Snow grounds Gatwick Airport flights for second day
Flights at Gatwick Airport have been grounded until at least 0600 GMT on Friday after further heavier snow.
The airport said a 100-strong team were working to clear the snow and stop the runway from icing over as temperatures dropped.
Up to six inches (15cm) more snow fell overnight in Sussex and at least two inches (10cm) fell throughout the day.
Elsewhere, hundreds of passengers spent the night on an abandoned train at Three Bridges station in West Sussex.
Passenger Rebecca Forsey said: "It was an absolute nightmare. We had to wait around for several hours in the cold on a freezing platform.
"We finally got something to eat at 4am."
The airport had hoped to reopen the runway at 1000 GMT on Thursday but said "deteriorating conditions" meant it had remained shut.
People have been urged not to travel to Gatwick.

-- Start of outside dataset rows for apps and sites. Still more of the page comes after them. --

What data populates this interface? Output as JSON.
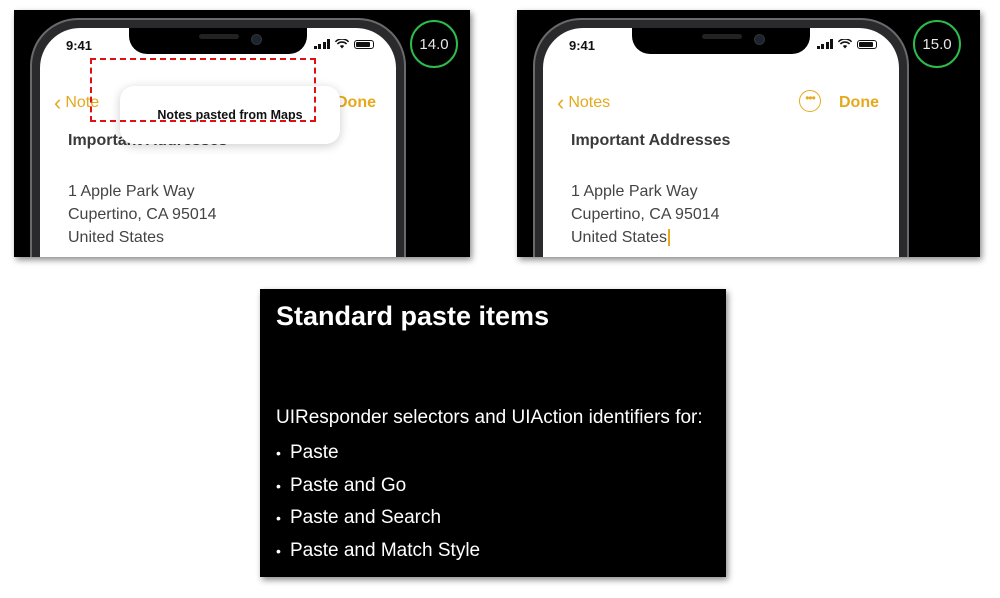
{
  "left_phone": {
    "version_badge": "14.0",
    "time": "9:41",
    "back_label": "Note",
    "done_label": "Done",
    "banner_text": "Notes pasted from Maps",
    "note_title": "Important Addresses",
    "address_lines": [
      "1 Apple Park Way",
      "Cupertino, CA  95014",
      "United States"
    ]
  },
  "right_phone": {
    "version_badge": "15.0",
    "time": "9:41",
    "back_label": "Notes",
    "done_label": "Done",
    "more_icon": "ellipsis-circle-icon",
    "note_title": "Important Addresses",
    "address_lines": [
      "1 Apple Park Way",
      "Cupertino, CA  95014",
      "United States"
    ]
  },
  "slide": {
    "title": "Standard paste items",
    "intro": "UIResponder selectors and UIAction identifiers for:",
    "items": [
      "Paste",
      "Paste and Go",
      "Paste and Search",
      "Paste and Match Style"
    ]
  },
  "colors": {
    "accent_yellow": "#e6a91c",
    "badge_green": "#2dbb4c",
    "highlight_red": "#e01010"
  }
}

A spokeswoman said: "Snow is expected to continue overnight with temperatures potentially dropping to as low as -10 degrees.
"Our teams are working around the clock to make the runway safe for aircraft to use and get our airlines and passengers flying again."
Passengers have been urged to contact airlines to find out when individual flights would resume.
More than 260 schools were closed in West Sussex, 192 in East Sussex and 64 in Brighton and Hove.
Met Office heavy snow warnings have been put in place for south-east England.
There have also been major delays on the road and rail networks.
Sussex Police have urged motorists to travel only if their journey was absolutely necessary.
East Sussex County Council said its highways teams were continuing to plough and salt the main roads across the county but some routes remained impassable.
Southern Railways said most of its services south of East Croydon were suspended on Thursday because of the weather.
One train failed on the line near the Three Bridges station on Wednesday evening, another train got stuck behind it, then the 2017 from Victoria to Littlehampton joined the queue at 2130 GMT.
Southern trains decided to move passengers from the first two trains on to the third and try to continue their journey.
The passengers spent the rest of the night on the stationary train as it had heat, a Southern spokesman said.
They finally left Three Bridges station at 0515 GMT on another train.
A company spokesman said: "We are incredibly sorry for these passengers and we clearly wanted to get them home and our people did everything they could to get them home."
Southeastern trains said it was running an "extremely limited" service and no trains were running between Hastings and London.
South East Coast Ambulance Service (SECamb) said its staff were severely hampered by the snowy conditions.
Director of operations Sue Harris said: "We are now focusing our efforts on getting to those patients who need us the most."
The UK has been experiencing the earliest widespread snowfall since 1993.
BBC South East Today's weather forecaster Kaye Forster said: "Looks like the worst is behind us now.
"A few flurries continuing this evening, but it won't amount to much more.
"They will become confined to the east coast and will eventually die away by the end of the night."